What do I do About the Adult Child Living In My Home?
A reader recently wrote asking:
What should you do when you have a 20 something person laying on your couch all day long, eating your food and not lifting a finger to do anything. The person is not working or looking for a job. (In this case, it was the daughter of a friend.)
It is very hard to answer a question like this because I don’t know all the details of the situation. Here’s what I would say based on the information I have. Maybe if it doesn’t work for you, it will help another reader.
When we are in a situation like this, many of us try to find solutions that will make everyone comfortable and happy. Most of the time, though, this isn’t possible, especially if one or more of the persons involved is not lifting a finger to try to help find a solution or make the situation better.
I don’t know why we think we need to make people like this happy and comfortable or find a solution that makes them happy. We all tend to fall into this trap at some time with someone in our lives.
In some situations, you only have two choices.
- You can either accept the situation as it stands, which means letting the person keep doing what they are doing and not allowing yourself to have even the least bit of resentment, anger or bitterness towards that person.
- You can break it off with the person and not have anything to do with them.
In your case, you can either keep allowing her to do what she is doing and not resent it or tell her, "You have two weeks (or some other reasonable amount of time to you) to find work, and this amount of time to find a place to live or pay me so much for room and board. If you don’t – by this date – your bags will be packed and sitting on the porch."

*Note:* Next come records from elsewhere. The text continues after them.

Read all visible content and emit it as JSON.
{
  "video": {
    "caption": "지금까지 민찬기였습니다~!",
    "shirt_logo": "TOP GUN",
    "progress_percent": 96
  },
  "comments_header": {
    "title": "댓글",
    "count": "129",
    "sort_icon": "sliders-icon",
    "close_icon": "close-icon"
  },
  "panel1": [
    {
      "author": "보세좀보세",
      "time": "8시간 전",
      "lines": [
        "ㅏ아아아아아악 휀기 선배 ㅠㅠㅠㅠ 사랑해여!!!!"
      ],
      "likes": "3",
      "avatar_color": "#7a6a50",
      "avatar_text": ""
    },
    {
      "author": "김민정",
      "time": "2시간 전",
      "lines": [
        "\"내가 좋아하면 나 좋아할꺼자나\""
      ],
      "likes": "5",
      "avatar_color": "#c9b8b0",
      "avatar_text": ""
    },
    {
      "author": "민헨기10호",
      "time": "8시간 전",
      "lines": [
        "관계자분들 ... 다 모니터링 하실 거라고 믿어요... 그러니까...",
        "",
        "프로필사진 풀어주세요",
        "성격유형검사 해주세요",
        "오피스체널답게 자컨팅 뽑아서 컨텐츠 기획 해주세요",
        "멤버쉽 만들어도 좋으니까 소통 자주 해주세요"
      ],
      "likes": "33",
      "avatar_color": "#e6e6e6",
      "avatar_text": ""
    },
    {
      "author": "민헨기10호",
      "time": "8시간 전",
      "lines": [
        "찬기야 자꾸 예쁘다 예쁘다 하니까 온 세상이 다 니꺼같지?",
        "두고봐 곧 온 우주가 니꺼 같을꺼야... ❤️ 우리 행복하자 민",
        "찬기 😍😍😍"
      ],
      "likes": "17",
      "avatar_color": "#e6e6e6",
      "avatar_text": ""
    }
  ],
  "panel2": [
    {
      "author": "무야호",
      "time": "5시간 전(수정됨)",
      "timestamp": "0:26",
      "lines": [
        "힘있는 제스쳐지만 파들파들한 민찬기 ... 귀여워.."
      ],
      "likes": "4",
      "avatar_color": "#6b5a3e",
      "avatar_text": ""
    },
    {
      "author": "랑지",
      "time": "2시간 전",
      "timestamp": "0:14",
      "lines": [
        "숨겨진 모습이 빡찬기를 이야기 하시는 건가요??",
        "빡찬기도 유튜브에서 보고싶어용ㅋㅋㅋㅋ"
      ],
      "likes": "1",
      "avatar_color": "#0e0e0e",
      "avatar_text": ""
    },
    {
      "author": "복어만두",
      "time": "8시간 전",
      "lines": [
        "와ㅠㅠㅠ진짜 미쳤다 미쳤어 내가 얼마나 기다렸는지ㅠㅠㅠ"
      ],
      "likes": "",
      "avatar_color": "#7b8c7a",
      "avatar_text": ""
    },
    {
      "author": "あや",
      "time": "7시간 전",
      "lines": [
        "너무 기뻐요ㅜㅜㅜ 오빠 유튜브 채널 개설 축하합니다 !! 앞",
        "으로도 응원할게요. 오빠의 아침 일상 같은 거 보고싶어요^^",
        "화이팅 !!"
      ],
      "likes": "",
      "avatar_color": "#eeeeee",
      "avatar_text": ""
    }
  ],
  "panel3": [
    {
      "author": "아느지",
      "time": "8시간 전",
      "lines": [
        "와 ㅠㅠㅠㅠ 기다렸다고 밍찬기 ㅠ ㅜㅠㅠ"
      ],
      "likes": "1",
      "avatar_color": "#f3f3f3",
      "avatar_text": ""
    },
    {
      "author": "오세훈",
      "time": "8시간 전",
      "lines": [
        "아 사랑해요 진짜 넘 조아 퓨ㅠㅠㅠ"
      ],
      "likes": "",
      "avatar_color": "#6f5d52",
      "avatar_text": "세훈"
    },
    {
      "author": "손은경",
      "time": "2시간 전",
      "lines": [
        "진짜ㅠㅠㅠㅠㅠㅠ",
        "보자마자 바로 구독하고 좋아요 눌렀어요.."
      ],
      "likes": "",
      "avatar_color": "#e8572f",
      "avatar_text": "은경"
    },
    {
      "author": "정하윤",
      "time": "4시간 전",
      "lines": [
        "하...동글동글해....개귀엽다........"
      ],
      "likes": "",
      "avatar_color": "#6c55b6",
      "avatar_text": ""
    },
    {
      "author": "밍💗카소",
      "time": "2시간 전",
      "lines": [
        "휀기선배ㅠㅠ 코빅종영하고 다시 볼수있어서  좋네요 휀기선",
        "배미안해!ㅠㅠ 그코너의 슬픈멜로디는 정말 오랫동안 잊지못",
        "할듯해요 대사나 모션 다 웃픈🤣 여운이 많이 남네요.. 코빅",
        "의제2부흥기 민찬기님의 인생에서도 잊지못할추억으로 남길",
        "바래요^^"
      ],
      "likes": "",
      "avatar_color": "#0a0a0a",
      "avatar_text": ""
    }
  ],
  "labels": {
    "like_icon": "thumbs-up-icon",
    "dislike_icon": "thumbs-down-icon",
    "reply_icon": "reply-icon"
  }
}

I know this sounds so awful to do but would doing this make you any more miserable than you are now? At least this way you would eventually have your home back and be out of your misery. As it stands now, you are stuck in the situation and the 28 year old is feeding on your food and on you emotionally.
This is plain and simple manipulation. Our kids do it, spouses do it, friends do it and it isn’t good for us or for them. Ignoring it or letting it continue is like giving a drug addict his daily supply of drugs. None of us would dream of doing something like that but we do it all the time in other ways.
As long as you let it continue, you are enabling the person to keep living the same way. Without realizing it, you are helping that person do the very thing that is hurting her, even when you think you’re helping. It is difficult and painful to stand up to someone who is manipulating you, but taking the easy way out and failing to stop it creates misery for you (and the other person, too) for the long term.
The choice is yours. You either choose to willingly live with the person as-is or ask her to leave.
Here are some signs that reveal if you are being manipulated or if the person truly needs help:
- If the need is legitimate, you shouldn’t feel the resentment of being "put upon".
- The person is usually trying her best to find work. If she is sincere, she will be off the couch looking for work.
- She will bend over backwards to help around your home – cleaning, cooking, doing yard work or helping with the younger children without being asked. They offer.
- She will make a great sacrifice on her part to help you. For example, she isn’t going out spending even a couple of dollars on things like a large drink, going to the movies or hanging out with friends. She should be using any extra money she gets to pay you to help with expenses like the cost of her food, even if she is trying save for something like rent. She can at least give a small token amount to you to show that she’s making some kind of effort.
- She will be ever so grateful and won’t be able to say enough or do enough to show you how grateful she is.
We should always have empathy for people but be careful with sympathy. It’s okay but there is a point when it can do more harm than good.
Photo By: opensourceway